If you receive a text message that reads: Alert: The emergency response benefit of Canada relief fund has sent you a deposit for, and then lists an amount, do not reply, it is a scam.
Know how to recognize a scam
There are many fraud types, including new ones invented daily.
Taxpayers should be vigilant when they receive, either by telephone, mail, text message or email, a fraudulent communication that claims to be from the Canada Revenue Agency (CRA) requesting personal information such as a social insurance number, credit card number, bank account number, or passport number.
These scams may insist that this personal information is needed so that the taxpayer can receive a refund or a benefit payment. Cases of fraudulent communication could also involve threatening or coercive language to scare individuals into paying fictitious debt to the CRA. Other communications urge taxpayers to visit a fake CRA website where the taxpayer is then asked to verify their identity by entering personal information. These are scams and taxpayers should never respond to these fraudulent communications or click on any of the links provided.

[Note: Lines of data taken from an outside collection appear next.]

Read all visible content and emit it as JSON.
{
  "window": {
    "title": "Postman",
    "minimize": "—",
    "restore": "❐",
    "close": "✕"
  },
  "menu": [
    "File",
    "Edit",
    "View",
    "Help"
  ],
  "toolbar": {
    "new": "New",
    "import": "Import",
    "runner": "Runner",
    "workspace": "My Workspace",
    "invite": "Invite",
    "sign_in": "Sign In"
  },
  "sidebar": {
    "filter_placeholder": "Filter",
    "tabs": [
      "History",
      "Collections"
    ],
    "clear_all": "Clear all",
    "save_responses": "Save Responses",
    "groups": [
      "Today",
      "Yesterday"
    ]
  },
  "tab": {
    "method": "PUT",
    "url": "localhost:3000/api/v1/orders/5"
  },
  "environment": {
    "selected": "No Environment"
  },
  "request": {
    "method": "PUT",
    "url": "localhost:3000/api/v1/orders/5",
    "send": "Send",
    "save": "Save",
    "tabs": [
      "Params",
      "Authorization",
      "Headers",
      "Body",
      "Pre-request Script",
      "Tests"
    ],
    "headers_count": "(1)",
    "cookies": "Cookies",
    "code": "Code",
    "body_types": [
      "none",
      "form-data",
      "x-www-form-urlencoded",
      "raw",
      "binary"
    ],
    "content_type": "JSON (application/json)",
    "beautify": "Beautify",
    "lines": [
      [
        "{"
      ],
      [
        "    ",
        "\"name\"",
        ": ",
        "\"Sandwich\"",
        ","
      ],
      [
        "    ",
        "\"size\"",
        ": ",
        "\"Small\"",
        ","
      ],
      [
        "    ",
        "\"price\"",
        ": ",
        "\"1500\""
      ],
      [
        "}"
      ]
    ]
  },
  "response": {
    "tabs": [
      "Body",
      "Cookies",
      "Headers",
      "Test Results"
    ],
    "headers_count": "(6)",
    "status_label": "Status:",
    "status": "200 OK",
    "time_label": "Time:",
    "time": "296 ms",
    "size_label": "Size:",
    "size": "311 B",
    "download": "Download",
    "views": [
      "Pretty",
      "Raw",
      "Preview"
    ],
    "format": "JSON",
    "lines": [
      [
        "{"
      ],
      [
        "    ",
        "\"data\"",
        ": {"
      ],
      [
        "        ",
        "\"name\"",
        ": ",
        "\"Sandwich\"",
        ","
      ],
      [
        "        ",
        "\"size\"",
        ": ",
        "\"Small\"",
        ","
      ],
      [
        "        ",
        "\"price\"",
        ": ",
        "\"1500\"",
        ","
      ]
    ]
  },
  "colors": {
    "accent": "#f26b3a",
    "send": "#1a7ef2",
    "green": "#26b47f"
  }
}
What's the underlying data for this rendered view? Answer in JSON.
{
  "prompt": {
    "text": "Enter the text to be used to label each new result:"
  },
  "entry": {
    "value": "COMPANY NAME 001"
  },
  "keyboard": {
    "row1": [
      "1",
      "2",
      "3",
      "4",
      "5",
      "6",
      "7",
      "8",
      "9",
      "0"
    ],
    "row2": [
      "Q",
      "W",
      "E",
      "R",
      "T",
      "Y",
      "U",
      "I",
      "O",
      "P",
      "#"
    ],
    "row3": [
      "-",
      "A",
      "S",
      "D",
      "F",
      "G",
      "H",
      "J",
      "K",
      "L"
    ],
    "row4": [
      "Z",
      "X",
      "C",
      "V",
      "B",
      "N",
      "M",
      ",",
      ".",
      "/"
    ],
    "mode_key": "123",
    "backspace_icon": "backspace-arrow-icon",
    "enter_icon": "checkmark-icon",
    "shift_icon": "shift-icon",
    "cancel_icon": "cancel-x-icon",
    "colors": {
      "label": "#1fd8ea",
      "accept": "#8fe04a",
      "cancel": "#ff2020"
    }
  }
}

To identify legitimate communications from the CRA, be aware of these guidelines and know what to expect when the CRA contacts you
Read more on the Department of Finance Canada's website